Deconstructing the Guard Dog
Mona Lindau of West Los Angeles isn’t just a trainer and a long-time Bullmastiff fancier. She also has a background in science – specifically, linguistics – where observing behavior, describing it and drawing generalizations can provide explanations to the questions that tantalize us.
So when Lindau decided to explore the guard instinct that so defines Molossers – an instinct that has been all but ignored in the canine literature – she cataloged the persistent guard behaviors that Molossers show toward their humans, including body-blocking, close body contact and finely tuned alertness to even the slightest change in environment. Then she turned to attachment theory in humans, in which close proximity to a parent primes the child for successful social and emotional development.
“Guard breeds like the Bullmastiff are characterized by strong bonding to their people,” Lindau explains. “They love body contact – when you sleep with your Bullmastiff she wants to be close, close, close.
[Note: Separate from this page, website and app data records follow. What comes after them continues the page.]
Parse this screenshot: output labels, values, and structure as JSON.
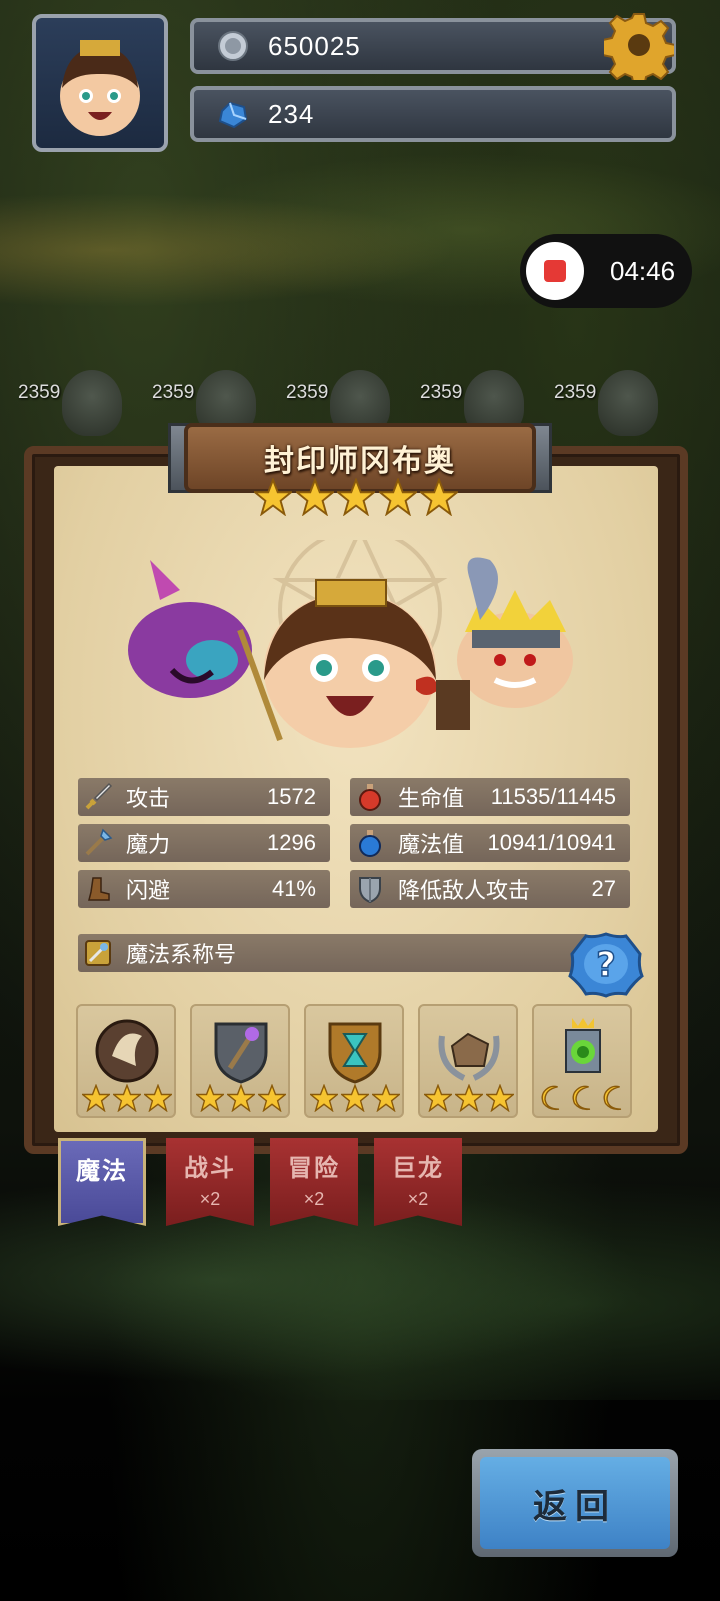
{
  "hud": {
    "coins": "650025",
    "gems": "234"
  },
  "recording": {
    "time": "04:46"
  },
  "enemies": [
    {
      "hp": "2359"
    },
    {
      "hp": "2359"
    },
    {
      "hp": "2359"
    },
    {
      "hp": "2359"
    },
    {
      "hp": "2359"
    }
  ],
  "hero": {
    "name": "封印师冈布奥",
    "stars": 5
  },
  "stats": {
    "attack": {
      "label": "攻击",
      "value": "1572"
    },
    "magic": {
      "label": "魔力",
      "value": "1296"
    },
    "dodge": {
      "label": "闪避",
      "value": "41%"
    },
    "hp": {
      "label": "生命值",
      "value": "11535/11445"
    },
    "mp": {
      "label": "魔法值",
      "value": "10941/10941"
    },
    "reduce": {
      "label": "降低敌人攻击",
      "value": "27"
    },
    "title": {
      "label": "魔法系称号"
    }
  },
  "skills": [
    {
      "name": "skill-1",
      "stars": 3,
      "star_style": "star"
    },
    {
      "name": "skill-2",
      "stars": 3,
      "star_style": "star"
    },
    {
      "name": "skill-3",
      "stars": 3,
      "star_style": "star"
    },
    {
      "name": "skill-4",
      "stars": 3,
      "star_style": "star"
    },
    {
      "name": "skill-5",
      "stars": 3,
      "star_style": "moon"
    }
  ],
  "tabs": [
    {
      "label": "魔法",
      "mult": ""
    },
    {
      "label": "战斗",
      "mult": "×2"
    },
    {
      "label": "冒险",
      "mult": "×2"
    },
    {
      "label": "巨龙",
      "mult": "×2"
    }
  ],
  "return_label": "返回",
  "colors": {
    "star_gold": "#f6c431",
    "tab_active": "#5a5aa8",
    "tab_inactive": "#8e2a2a",
    "return_blue": "#4f97d6"
  }
}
They always sit on your feet facing outwards, or sit beside you leaning on you.”
But, Lindau continues, not all canine-human relationships follow that parent-child model. Click on the video below to hear more. (And try not to drool yourself over Lindau’s amazing art collection!)
Love Is My Drug
Molossers aren’t just affectionate: They are also correspondingly protective. They can become extremely good at discriminating who belongs (friends) and who does not (everyone else).
So what underlies this tendency to love and guard so strongly?
Lindau theorizes it might have to do with the “love hormone” oxytocin, which facilitates bonding and love. The more oxytocin, the stronger the bond. “Some years ago a Dutch study found that oxytocin binds together people in groups and facilitates cooperation,” she explains. “And this is the zinger: Oxytocin also makes people dislike people who are not in their group. So it makes the ‘ingroup’ more cohesive, and makes people outside that group objects of aggression, dislike and particularly defense by the ingroup.”
That, Lindau says, defines the Molosser guard breeds to a “T.” “I am sure the Bullmastiff and other Mastiff guard breeds have excess oxytocin compared to many other breeds,” she says, though no studies to date have measured that.
The 'A' Word
“When I started in dogs there was no problem with using the word ‘aggression,’” Lindau says. “But over the past 10 years or so, it seems that the word has acquired strong emotional connotations.”
Lindau thinks wariness about the word results from the sensationalistic and often inaccurate coverage of dog-bite cases in the media. Whatever the reason, it has resulted in owners being in denial about their dogs’ guarding tendencies – and trainers turning to more politically correct terms, like “reactive,” which essentially is code for the same thing.
“When I give out a questionnaire about dog behavior and we get to stranger-directed aggression, I often get the reply, ‘I couldn’t answer this question, because my dog is not aggressive,’” Lindau continues. “And of course, if they have a mastiff type, they do have aggression, but it’s appropriate type aggression.”
Ever the pragmatist, Lindau advocates a direct approach: “Let’s call aggression what it is and fix it by getting control: ‘No, you can’t do that, but you can alert me and tell me you don’t like it, and then we teach you to cope with it.’”
On the Right Foot
If you get your Molosser as a puppy, Lindau can’t stress enough the importance of early socialization.
Her recommendation: Every week between seven to 14 weeks of age, the dog should meet 50 to 100 people and go to four or five different locations. Yes, that’s quite a lot, but that sheer volume of new people and experiences will give your dog really good inventory of what to consider “normal.”
“There was a lot of research done in the 1950s that resulted in the notion of a critical period for socialization up to 16 weeks, and then the window is closed – the brain closes down for that,” Lindau explains. But the parvovirus outbreak of the 1960s led vets to advocate cloistering puppies until they had all their shots – despite the behavior problems it can cause.
It’s taken 50 years to correct that overreaction. “Several years ago, veterinary behaviorists came out with a policy statment that said you have to socialize puppies because there is more euthanasia for behavior problems than for physical illness,” Lindau says, adding that of course owners should use common sense and avoid strange dogs and the places they congregate. “And there are still lots of vets who tell the naive puppy owner don’t take the puppy out until they’ve had all their shots.”
Wait, There’s More ...
Finally, these two videos with Lindau explore still more training approaches for Molosser breeds.